After his graduation from law school, Panella became associated with Goudsouzian & Associates, one of the Lehigh Valley's top law firms. He served as a Conflicts Counsel and Custody Master in Northampton County for four years, where he gained experience representing indigent and incarcerated parents and in shielding children from abuse and neglect. He has also served as a Solicitor in numerous local boroughs and townships. In West Easton, he played an integral role in the creation of a police department.
In January, Panella was unanimously selected by Bethlehem City Council to serve as its Solicitor.
Panella is certainly a youthful candidate, but takes an old school approach to serving his community. These days, most of those seeking public office consider their community service as nothing more than working a phone bank for a political party. Panella has instead involved himself in service organizations like the Palmer Kiwanas and Easton Lions Club. He has also volunteered his services as Solicitor to the Northampton County Retirees' Association.
His entire career as a lawyer has been one of community service. He has done it on a family level. He has done it on a community level. This makes him uniquely qualified for the bench.
The knock on Panella is his relatively young age. But what's important is maturity, not chronological age. Some of the seasoned veterans on Northampton County's bench right now refuse to speak to each other, acting more like middle schoolers than impartial jurists.
Writer Kurt Vonnegut's letter home, written soon after his release from a POW camp, was published here yesterday*. Believe it or not, my dad was the real writer back then - he even kept a diary for an entire week.
Unlike Vonnegut, he sheds no light on what had actually happened to him as a POW. He provides no explanation about his weight going from 150 lbs. before the war to 80 lbs. as Adolph's guest. Mum's the word. He'd stay like that the rest of his life. Vonnegut's three-page letter tells me more about my dad's POW experience than he himself ever shared.
He just drank. A lot. Especially at Christmas time. That didn't kill him. Neither did the Germans. The cigarettes did.
But for one week, my father chronicled his post-release experiences in amazing detail. Just twenty-two at the time, he was a pretty good writer himself. Occasionally, he mentions Vonnegut, who was just a "minor being" at the time. For the next few days, I'll share my dad's thoughts with you, day by day.
Our mangy but well-fed crew left DiHille's at noon today. We proceeded over the Elbe to Russian headquarters in the city and after much confusion - due to our ignorance of the Russian language and vice versa - we were directed to the Hitler Caserne on Konigsbage Strasse. Here we find ourselves confronted with the perpetual situation of no one knowing anything about anything. However, we are being looked after like pet children by the Russians. We have been here only four hours at the most and have already been fed twice, showered, de-loused and billeted. As near as we can gather from speaking to the limeys and G.I.'s here, we are to stay put until our troops come seeking us. Except for the anxiety that we all have concerning our parents and families, we don't give a damn how long it takes them to root us out.

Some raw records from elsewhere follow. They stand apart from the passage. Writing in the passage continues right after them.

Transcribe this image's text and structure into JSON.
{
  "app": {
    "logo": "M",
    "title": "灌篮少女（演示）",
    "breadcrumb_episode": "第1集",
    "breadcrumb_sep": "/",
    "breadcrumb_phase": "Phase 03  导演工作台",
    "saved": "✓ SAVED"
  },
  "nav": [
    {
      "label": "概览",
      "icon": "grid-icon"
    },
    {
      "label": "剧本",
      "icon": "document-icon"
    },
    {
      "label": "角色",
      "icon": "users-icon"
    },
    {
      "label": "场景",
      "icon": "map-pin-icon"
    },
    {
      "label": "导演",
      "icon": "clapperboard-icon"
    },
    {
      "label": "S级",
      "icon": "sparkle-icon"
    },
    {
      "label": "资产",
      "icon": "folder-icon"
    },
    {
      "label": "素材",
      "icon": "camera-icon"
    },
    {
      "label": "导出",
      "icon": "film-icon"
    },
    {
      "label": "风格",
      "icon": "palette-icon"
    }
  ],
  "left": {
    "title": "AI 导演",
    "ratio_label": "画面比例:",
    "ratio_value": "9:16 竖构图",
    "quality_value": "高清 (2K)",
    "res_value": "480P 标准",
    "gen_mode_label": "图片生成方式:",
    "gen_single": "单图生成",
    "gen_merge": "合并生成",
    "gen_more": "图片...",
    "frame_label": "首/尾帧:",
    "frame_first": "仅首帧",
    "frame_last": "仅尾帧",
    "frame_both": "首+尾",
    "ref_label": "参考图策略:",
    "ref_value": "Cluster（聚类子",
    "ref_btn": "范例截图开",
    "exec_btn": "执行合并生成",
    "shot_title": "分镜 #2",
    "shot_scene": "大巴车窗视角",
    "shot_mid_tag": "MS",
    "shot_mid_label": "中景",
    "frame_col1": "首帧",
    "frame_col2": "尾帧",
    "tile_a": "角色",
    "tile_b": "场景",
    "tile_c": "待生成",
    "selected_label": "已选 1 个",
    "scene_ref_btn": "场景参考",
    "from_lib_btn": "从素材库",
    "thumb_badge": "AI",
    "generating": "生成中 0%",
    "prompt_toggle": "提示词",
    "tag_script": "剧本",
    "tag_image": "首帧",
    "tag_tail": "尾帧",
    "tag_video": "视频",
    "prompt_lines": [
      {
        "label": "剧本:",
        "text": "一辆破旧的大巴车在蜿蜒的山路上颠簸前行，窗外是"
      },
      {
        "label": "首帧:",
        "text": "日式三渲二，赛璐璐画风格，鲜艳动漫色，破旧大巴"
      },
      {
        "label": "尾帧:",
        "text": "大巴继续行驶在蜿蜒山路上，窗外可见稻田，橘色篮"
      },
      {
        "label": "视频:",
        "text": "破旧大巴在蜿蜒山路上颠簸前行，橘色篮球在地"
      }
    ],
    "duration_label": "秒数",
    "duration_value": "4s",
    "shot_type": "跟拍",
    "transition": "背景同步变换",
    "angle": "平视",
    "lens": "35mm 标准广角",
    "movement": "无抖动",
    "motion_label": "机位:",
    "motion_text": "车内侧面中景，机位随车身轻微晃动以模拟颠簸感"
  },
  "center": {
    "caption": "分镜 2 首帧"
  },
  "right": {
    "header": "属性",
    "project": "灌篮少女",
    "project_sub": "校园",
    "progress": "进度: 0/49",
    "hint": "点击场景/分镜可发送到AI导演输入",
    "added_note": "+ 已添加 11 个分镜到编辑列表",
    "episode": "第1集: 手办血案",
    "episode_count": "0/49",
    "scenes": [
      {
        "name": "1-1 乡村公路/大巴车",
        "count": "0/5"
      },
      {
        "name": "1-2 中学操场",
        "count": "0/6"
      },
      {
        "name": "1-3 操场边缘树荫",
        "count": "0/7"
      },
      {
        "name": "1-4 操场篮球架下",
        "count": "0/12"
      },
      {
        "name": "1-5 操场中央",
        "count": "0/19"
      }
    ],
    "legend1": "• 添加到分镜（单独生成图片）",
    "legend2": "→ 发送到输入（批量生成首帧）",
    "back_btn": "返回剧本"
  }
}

I heard my first radio program since I was captured. Dannine and I went across the compound and fell in with a few Tommies who have a wireless set in their flat. We heard an A.M.G. broadcast from Hamburg. That American music certainly sounded good. The Tommies surprised us before the evening was over with a meal of spuds, meat and beans. We rejoined our crew with a full stomach and a highly satisfied mien. I don't believe I'll ever get up out of bed again. Goot nacht.

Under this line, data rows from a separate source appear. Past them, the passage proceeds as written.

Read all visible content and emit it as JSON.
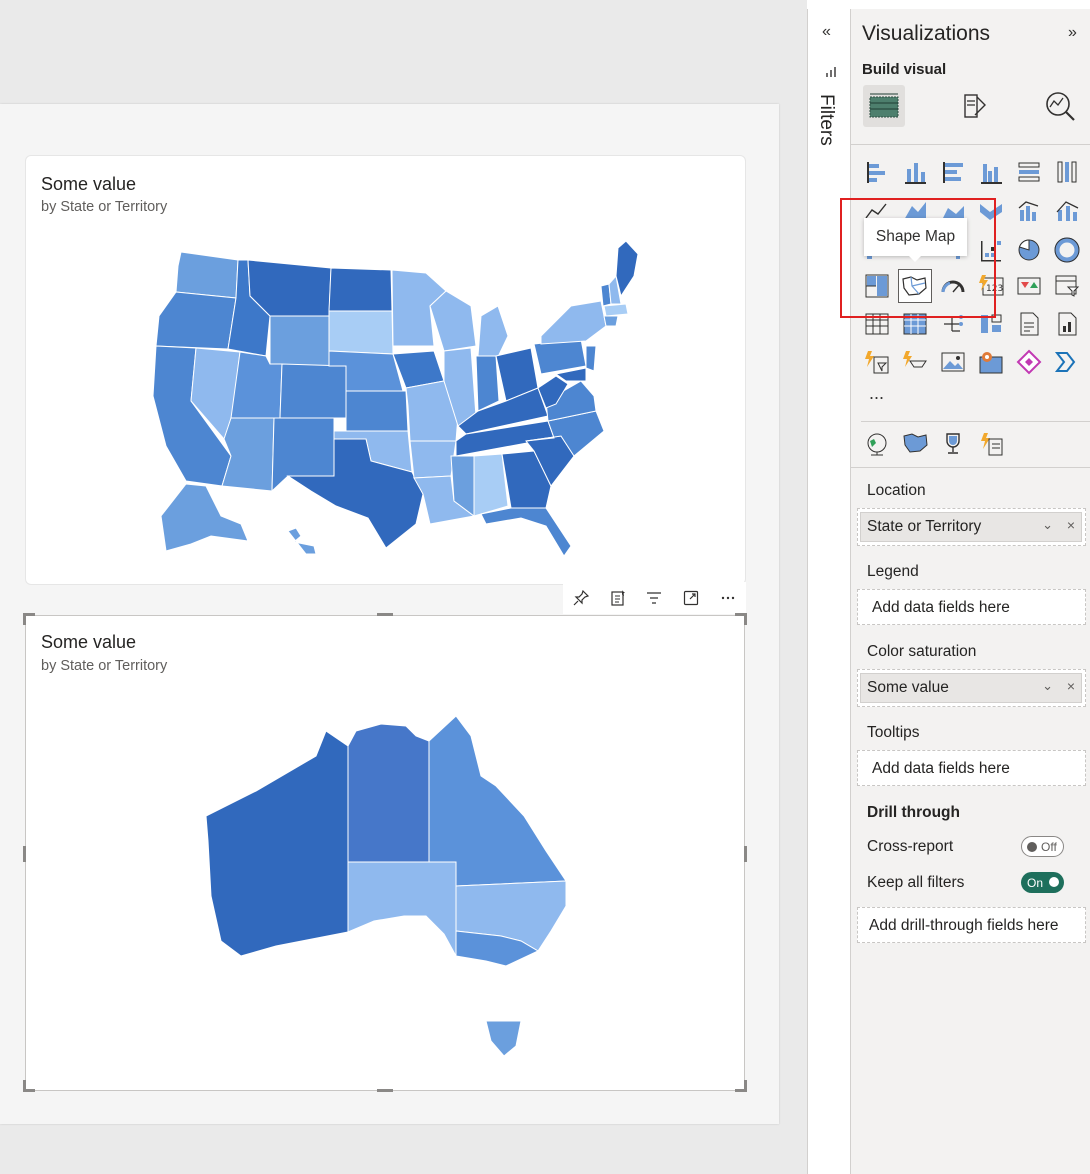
{
  "visuals": [
    {
      "title": "Some value",
      "subtitle": "by State or Territory"
    },
    {
      "title": "Some value",
      "subtitle": "by State or Territory"
    }
  ],
  "visual_toolbar": [
    "pin-icon",
    "copy-visual-icon",
    "filter-icon",
    "focus-mode-icon",
    "more-options-icon"
  ],
  "filters_pane": {
    "label": "Filters"
  },
  "viz_pane": {
    "title": "Visualizations",
    "build_visual": "Build visual",
    "modes": [
      "build-visual-icon",
      "format-visual-icon",
      "analytics-icon"
    ],
    "tooltip": "Shape Map",
    "more": "...",
    "sections": {
      "location": {
        "label": "Location",
        "field": "State or Territory"
      },
      "legend": {
        "label": "Legend",
        "placeholder": "Add data fields here"
      },
      "color_saturation": {
        "label": "Color saturation",
        "field": "Some value"
      },
      "tooltips": {
        "label": "Tooltips",
        "placeholder": "Add data fields here"
      },
      "drill_through": {
        "label": "Drill through",
        "cross_report": {
          "label": "Cross-report",
          "state": "Off"
        },
        "keep_all_filters": {
          "label": "Keep all filters",
          "state": "On"
        },
        "placeholder": "Add drill-through fields here"
      }
    }
  },
  "colors": {
    "map_light": "#a8cdf5",
    "map_mid": "#6b9fde",
    "map_dark": "#3169bd",
    "toggle_on": "#1e6f5c",
    "highlight": "#e02020"
  }
}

*) Vonnegut's letter home will be published here on Christmas Eve,